Milton Friedman is given a rather severe critique in The Rise and Fall of Management, especially over his malign influence on industrial management, how it is taught and how it is done. The Friedmanism which best captures his contribution to that endeavour is the one which tells the world that ‘corporate officials’ have no ‘social responsibility other than to make as much money for their stockholders as possible’.
This space is not habitually given to expressing party political views, but occasionally it is unavoidable. Political parties inevitably, from time to time, address head on, topics which are of prime concern here. And sometimes their approach is either so right, or so wrong, that comment is necessary if these postings are not to appear totally disconnected from the real world. Today is such an occasion.
The seemingly ever increasing numbers of innocent followers of Mises, Hayek and Friedman, in their devoted pursuit of the free market ideal, have overlooked the fact that markets, which typically start out as competitive, naturally tend to become monopolistic.

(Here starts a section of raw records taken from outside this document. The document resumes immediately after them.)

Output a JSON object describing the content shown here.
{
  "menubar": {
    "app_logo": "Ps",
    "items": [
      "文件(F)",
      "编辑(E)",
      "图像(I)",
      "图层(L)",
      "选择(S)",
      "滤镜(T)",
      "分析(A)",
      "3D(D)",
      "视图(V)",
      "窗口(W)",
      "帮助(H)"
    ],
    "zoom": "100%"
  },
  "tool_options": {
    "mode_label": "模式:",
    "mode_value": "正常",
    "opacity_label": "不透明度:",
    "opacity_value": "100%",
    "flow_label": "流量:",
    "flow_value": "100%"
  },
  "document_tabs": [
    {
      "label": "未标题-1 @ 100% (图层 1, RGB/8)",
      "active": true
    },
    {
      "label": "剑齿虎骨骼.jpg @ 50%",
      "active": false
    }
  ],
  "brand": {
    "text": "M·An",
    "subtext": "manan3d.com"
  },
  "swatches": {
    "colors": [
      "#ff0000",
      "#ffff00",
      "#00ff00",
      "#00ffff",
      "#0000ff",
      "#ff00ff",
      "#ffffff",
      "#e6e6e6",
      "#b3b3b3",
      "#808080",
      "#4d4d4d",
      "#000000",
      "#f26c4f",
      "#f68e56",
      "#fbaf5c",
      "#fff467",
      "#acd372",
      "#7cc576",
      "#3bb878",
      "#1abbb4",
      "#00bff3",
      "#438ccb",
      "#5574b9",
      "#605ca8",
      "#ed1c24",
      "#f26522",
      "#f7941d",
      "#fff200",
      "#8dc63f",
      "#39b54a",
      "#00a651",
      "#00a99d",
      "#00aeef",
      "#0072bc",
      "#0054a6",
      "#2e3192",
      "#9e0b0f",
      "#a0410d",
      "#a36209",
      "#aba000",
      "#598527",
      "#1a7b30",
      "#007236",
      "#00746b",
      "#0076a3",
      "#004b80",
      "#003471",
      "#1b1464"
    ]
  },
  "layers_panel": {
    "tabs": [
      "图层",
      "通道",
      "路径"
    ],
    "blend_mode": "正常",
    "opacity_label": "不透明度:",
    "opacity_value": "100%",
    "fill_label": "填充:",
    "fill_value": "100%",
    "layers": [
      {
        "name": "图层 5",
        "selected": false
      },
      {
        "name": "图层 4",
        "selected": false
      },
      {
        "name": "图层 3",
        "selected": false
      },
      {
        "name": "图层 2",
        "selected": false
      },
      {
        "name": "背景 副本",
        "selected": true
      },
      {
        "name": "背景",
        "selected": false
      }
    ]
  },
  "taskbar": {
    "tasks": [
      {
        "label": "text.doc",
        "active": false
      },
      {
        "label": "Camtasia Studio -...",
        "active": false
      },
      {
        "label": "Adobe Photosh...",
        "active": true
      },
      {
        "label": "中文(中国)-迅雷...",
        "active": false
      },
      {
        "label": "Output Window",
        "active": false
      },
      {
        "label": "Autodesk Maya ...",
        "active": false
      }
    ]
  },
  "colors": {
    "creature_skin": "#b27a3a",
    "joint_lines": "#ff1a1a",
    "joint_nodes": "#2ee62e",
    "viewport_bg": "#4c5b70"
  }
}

The announcement that Gordon Brown is to put mutualism and co-operatives, such as John Lewis Partnership, at the heart of Labour’s election manifesto is surely welcome after twelve years of the rape and pillage resulting from New Labour’s unquestioning support for free market deregulation and the maximising of shareholder wealth. But what does it mean? Is it just the sentimental swan-song of the Labour government? Or does it have substance as the foundation for real action?